In which, emboldened by her success in completing a poem the day before, Your Humble Blogger throws reason to the wind, eschewing any notion of easing herself back into poetry, and tries to write a Shakespearean sonnet:
"Around the Block"
A marriage, travel, jobs, divorce for each,
Yet, years later, they stroll around the block
They ruled as kids, till across memory's reach
He says, "I would've kissed you on that walk."
"It wasn't the right time ten years ago,"
She says. He protests that, even through scores
Of years, the chance for love is rare. "I know,"
She tells him on a breath. "Tonight is yours."
Above, the sun falls backward through the sky.
Below, bikes shift where tires and pavement meet;
They travel in reverse, and time will try
To follow them and return to the street
Where, seasons past, a girl leaned close to say,
"I wonder if I'll ever feel that way."
* * *
Not one of my favorites. Looking back, I think I can accurately say that I was trying too hard to shoehorn an idea for a story into a poetic form. And really, who tries to write a sonnet on her second try at poetry and expects it to come out perfect?! Oh, right. (I also tried a sonnet for my third and fourth attempts, with no more success, and posted about it last year.)

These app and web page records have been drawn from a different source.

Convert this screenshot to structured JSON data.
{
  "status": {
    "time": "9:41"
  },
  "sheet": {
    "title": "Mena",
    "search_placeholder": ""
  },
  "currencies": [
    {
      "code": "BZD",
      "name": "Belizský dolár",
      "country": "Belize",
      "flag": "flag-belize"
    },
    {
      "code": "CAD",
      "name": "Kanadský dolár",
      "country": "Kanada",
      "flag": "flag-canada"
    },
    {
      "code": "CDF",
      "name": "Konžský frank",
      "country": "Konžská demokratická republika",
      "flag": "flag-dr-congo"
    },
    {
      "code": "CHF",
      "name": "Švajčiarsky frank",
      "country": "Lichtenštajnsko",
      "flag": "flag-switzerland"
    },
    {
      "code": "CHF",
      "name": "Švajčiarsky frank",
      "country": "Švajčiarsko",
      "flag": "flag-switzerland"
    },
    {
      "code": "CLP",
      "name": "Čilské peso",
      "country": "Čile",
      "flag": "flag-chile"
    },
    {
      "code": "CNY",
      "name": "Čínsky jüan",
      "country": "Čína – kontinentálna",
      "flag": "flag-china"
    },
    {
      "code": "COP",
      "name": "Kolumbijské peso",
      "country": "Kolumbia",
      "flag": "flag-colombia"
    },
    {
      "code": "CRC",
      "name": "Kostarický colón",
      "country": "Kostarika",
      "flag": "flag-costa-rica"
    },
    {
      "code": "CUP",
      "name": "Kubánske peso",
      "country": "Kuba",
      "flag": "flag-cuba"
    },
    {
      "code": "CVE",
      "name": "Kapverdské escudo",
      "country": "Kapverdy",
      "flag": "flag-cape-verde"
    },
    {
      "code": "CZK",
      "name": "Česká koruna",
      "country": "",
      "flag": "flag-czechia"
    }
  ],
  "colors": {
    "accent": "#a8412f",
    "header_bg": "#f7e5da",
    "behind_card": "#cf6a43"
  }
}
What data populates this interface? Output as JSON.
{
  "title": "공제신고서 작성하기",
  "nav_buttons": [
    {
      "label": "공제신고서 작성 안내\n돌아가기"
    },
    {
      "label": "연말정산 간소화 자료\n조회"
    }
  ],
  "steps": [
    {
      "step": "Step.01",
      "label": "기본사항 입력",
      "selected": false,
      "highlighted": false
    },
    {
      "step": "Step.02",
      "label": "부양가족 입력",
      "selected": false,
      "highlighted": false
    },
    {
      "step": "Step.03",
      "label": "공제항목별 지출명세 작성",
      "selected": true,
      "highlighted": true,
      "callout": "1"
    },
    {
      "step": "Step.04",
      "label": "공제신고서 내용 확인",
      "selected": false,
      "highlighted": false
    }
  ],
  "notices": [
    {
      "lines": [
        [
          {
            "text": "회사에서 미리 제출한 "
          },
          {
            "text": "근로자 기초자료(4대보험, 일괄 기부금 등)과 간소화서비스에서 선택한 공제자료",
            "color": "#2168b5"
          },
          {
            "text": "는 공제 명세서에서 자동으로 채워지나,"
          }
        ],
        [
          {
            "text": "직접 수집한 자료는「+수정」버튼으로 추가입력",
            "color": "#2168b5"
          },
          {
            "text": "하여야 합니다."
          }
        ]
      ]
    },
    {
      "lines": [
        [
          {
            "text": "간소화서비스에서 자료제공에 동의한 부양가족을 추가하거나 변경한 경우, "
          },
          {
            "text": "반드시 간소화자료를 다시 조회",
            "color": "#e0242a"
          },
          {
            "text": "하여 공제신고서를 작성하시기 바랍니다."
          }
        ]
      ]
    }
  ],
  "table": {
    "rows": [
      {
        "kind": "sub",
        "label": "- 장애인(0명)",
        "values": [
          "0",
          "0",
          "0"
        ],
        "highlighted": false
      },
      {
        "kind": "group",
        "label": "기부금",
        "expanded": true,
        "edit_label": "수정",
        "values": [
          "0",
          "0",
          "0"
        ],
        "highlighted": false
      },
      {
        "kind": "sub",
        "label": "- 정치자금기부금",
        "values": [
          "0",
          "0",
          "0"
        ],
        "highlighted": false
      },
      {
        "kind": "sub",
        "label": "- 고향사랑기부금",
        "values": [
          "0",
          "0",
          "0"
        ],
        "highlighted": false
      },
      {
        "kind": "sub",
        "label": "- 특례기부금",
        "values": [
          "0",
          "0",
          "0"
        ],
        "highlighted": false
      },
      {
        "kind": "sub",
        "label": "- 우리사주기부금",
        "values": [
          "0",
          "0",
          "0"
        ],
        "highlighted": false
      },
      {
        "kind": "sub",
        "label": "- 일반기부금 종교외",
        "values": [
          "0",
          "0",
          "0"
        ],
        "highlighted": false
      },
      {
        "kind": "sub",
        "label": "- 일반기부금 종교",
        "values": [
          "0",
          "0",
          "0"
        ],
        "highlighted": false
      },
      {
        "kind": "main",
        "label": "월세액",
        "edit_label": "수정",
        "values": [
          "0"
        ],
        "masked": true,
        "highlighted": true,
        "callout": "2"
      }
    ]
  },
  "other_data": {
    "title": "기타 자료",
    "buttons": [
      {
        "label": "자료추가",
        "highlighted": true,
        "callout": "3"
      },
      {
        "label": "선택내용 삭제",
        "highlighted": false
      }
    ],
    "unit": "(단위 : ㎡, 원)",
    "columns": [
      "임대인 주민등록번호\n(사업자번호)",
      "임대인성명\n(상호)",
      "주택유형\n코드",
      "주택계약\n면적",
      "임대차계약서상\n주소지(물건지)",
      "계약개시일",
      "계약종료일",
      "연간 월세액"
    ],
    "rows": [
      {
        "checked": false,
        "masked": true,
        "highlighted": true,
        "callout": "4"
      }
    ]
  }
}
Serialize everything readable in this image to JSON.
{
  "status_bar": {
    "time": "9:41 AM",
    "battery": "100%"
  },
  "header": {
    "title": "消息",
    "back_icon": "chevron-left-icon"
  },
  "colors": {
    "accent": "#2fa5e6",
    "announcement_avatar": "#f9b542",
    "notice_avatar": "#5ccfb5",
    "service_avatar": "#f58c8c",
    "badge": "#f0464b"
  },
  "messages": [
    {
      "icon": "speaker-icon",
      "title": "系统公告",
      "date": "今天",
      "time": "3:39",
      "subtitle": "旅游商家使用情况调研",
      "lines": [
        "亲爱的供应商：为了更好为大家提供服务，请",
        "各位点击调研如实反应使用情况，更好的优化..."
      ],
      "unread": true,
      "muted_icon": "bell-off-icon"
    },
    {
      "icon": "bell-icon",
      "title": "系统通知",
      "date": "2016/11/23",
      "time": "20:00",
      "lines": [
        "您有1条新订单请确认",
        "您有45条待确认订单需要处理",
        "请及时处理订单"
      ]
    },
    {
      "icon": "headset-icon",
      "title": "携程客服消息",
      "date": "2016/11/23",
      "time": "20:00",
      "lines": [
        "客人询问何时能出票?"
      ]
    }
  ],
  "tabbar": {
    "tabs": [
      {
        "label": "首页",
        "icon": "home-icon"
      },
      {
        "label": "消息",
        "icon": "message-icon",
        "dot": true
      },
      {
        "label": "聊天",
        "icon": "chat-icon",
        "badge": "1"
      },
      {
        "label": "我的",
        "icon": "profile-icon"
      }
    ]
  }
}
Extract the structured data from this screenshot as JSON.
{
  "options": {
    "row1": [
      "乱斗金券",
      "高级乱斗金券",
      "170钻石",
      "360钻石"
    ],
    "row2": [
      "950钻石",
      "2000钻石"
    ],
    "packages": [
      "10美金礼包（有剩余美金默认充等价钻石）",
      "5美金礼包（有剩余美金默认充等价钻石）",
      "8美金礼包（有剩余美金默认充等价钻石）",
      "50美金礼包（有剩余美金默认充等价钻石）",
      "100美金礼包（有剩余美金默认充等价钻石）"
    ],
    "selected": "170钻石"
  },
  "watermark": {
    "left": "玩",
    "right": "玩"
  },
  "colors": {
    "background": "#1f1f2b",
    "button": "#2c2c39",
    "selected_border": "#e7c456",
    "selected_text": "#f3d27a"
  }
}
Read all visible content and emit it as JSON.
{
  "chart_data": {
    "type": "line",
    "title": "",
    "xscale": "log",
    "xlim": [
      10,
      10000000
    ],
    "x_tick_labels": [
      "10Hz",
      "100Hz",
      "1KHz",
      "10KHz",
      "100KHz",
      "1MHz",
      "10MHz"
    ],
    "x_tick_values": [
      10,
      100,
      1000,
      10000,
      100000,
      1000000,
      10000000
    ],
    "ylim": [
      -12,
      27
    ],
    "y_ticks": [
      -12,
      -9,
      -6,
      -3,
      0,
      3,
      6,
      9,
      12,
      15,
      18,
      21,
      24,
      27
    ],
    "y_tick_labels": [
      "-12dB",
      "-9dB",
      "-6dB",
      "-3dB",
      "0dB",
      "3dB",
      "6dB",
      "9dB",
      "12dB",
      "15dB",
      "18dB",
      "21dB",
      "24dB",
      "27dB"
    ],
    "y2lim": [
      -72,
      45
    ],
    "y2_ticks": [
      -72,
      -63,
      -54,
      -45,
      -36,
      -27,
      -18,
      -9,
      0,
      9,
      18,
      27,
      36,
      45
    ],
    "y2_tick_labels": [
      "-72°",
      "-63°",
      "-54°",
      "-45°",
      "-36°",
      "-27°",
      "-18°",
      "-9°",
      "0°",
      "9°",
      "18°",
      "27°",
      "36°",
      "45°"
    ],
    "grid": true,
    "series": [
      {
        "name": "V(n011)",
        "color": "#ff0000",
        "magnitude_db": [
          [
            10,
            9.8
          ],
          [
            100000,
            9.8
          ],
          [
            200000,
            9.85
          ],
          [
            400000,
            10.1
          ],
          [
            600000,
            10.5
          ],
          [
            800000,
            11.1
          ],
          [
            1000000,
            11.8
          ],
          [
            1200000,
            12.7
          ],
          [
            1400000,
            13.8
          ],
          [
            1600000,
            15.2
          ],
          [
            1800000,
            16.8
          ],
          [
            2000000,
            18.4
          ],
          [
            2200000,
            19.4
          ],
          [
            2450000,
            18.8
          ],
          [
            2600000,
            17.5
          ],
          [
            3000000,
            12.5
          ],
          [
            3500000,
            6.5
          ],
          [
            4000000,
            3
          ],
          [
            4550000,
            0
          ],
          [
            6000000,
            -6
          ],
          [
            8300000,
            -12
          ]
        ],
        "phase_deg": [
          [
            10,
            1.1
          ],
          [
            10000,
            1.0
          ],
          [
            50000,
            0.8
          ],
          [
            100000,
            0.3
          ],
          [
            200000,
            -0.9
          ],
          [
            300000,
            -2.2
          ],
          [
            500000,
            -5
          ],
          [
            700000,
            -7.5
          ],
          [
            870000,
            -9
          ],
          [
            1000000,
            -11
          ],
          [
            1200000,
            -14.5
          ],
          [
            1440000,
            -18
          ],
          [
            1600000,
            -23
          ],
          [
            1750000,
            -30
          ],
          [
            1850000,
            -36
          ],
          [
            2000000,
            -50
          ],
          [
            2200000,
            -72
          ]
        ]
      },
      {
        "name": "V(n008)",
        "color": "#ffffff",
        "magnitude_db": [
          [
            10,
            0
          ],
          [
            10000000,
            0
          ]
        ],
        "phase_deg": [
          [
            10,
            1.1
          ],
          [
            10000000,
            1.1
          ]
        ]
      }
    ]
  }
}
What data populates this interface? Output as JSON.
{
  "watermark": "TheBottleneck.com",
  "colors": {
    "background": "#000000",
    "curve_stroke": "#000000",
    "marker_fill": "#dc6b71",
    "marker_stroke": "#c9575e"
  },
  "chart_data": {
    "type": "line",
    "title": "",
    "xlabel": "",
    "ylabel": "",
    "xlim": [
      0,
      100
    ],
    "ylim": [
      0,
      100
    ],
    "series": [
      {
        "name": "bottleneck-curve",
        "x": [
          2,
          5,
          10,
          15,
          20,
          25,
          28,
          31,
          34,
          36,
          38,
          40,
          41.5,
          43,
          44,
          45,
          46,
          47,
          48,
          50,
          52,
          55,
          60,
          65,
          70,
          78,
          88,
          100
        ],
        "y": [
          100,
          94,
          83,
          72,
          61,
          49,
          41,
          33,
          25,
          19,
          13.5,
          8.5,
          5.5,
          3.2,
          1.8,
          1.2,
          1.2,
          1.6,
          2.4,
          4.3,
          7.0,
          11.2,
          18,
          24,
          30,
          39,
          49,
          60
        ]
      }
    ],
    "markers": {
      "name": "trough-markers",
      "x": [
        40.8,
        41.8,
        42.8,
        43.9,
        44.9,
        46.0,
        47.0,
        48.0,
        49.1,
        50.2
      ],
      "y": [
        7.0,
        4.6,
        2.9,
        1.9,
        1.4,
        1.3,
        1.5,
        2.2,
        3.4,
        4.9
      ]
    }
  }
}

In case you're wondering what makes this a Shakespearean sonnet: It's all about form, baby, as this page will explain.